Steve Carell is noticeably unshowy, despite that fake schnoz, underplaying his character to such a degree that the character is frequently lifeless and ultimately soulless. Mark Ruffalo rounds out the cast as Dave, exactly the sort of guy you’d expect to shrug off a gold medal. The kind of guy who has to write “Pick Up Kids” in black marker on his hands just to remember this daily errand. The kind of guy who doesn’t get that the Very Rich need to be treated like they’re Very Special. He’s the film’s simplest character, but Ruffalo plays him expertly, the only character here we really get to know.
This trio will undoubtedly all be a part of the awards conversation, though Carell has the best chance at a nomination (and even a win) — if audiences don’t find him too understated and removed to warm up to. (Then again, the Academy loves a big, fake nose — just ask Nicole Kidman.)
Bennett Miller’s original cut of the film was more than four hours long, which might have been brilliant or excruciating. At two hours and fifteen minutes, it feels too long. Foxcatcher begins slowly, in Miller’s well-composed but unhurried shots. It’s like a fly on the wall who has ceased buzzing.
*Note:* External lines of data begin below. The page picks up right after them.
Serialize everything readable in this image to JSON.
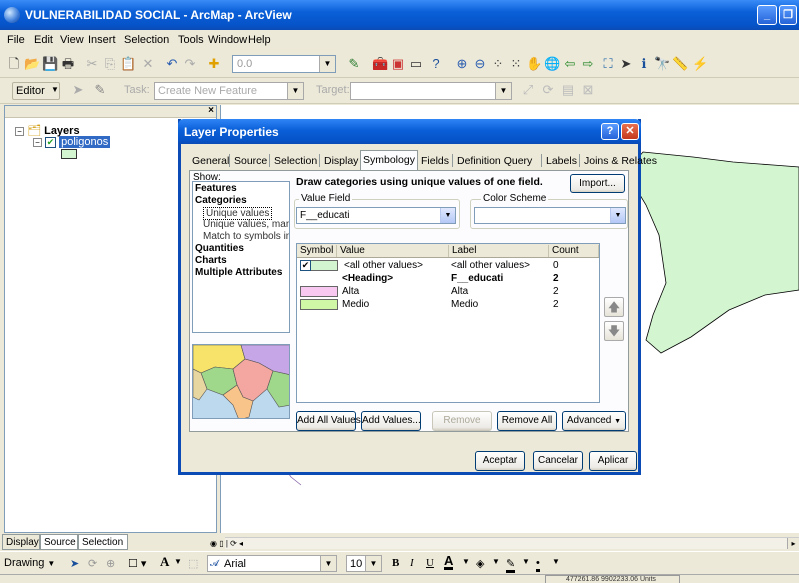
{
  "window": {
    "title": "VULNERABILIDAD SOCIAL - ArcMap - ArcView"
  },
  "menu": [
    "File",
    "Edit",
    "View",
    "Insert",
    "Selection",
    "Tools",
    "Window",
    "Help"
  ],
  "toolbar": {
    "scale_value": "0.0"
  },
  "editor": {
    "label": "Editor",
    "task_label": "Task:",
    "task_value": "Create New Feature",
    "target_label": "Target:"
  },
  "toc": {
    "root": "Layers",
    "layer": "poligonos"
  },
  "toc_tabs": [
    "Display",
    "Source",
    "Selection"
  ],
  "dialog": {
    "title": "Layer Properties",
    "tabs": [
      "General",
      "Source",
      "Selection",
      "Display",
      "Symbology",
      "Fields",
      "Definition Query",
      "Labels",
      "Joins & Relates"
    ],
    "active_tab": "Symbology",
    "show_label": "Show:",
    "show_items": [
      {
        "label": "Features",
        "style": "b"
      },
      {
        "label": "Categories",
        "style": "b"
      },
      {
        "label": "Unique values",
        "style": "sub"
      },
      {
        "label": "Unique values, many f",
        "style": "sub"
      },
      {
        "label": "Match to symbols in a",
        "style": "sub"
      },
      {
        "label": "Quantities",
        "style": "b"
      },
      {
        "label": "Charts",
        "style": "b"
      },
      {
        "label": "Multiple Attributes",
        "style": "b"
      }
    ],
    "heading": "Draw categories using unique values of one field.",
    "import_label": "Import...",
    "value_field_label": "Value Field",
    "value_field": "F__educati",
    "color_scheme_label": "Color Scheme",
    "color_scheme": [
      "#f7c9ef",
      "#d8e8ff",
      "#fff3c2",
      "#c8f5c5",
      "#ffd1d1",
      "#e0ccff",
      "#c9f3ff",
      "#f9f7c4",
      "#ffc9e6",
      "#d4ffd4"
    ],
    "columns": {
      "symbol": "Symbol",
      "value": "Value",
      "label": "Label",
      "count": "Count"
    },
    "rows": [
      {
        "value": "<all other values>",
        "label": "<all other values>",
        "count": "0",
        "swatch": "#d3f5d0",
        "checked": true,
        "bold": false
      },
      {
        "value": "<Heading>",
        "label": "F__educati",
        "count": "2",
        "swatch": "",
        "checked": false,
        "bold": true
      },
      {
        "value": "Alta",
        "label": "Alta",
        "count": "2",
        "swatch": "#f8c8f0",
        "checked": false,
        "bold": false
      },
      {
        "value": "Medio",
        "label": "Medio",
        "count": "2",
        "swatch": "#cff7a6",
        "checked": false,
        "bold": false
      }
    ],
    "buttons": {
      "add_all": "Add All Values",
      "add": "Add Values...",
      "remove": "Remove",
      "remove_all": "Remove All",
      "advanced": "Advanced",
      "ok": "Aceptar",
      "cancel": "Cancelar",
      "apply": "Aplicar"
    }
  },
  "drawing": {
    "label": "Drawing",
    "font": "Arial",
    "size": "10"
  },
  "status": {
    "coord": "477261.86  9902233.06 Units"
  }
}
It feels like all the juiciest interactions have been cut out of the film, leaving competent but not utterly compelling scenes.
Foxcatcher is interesting almost in spite of itself. It may only be an interesting film because America is an interesting place. Bring your own magnifying glass to examine the subtext, because Bennett Miller doesn’t do it for us. Steve Carell’s John du Pont is a sad, worthless, empty black hole of a person, and Carell plays him that way. We want nothing to do with him. Then again, according to this film, neither did anyone else who got to know him. It’s hard to tell if we’re meant to think that extreme privilege made him this way, or if it’s just where this human cipher happened to land in the cosmic lottery — but either way, just looking at him is depressing.
Foxcatcher isn’t such a troubling movie because we’re invested in what happens in the characters, or because what happens is much darker than we’d see in any other movie, but because it’s so hopeless. There’s nothing we especially want for any of these characters, except maybe that they all go very far away from each other and never speak again.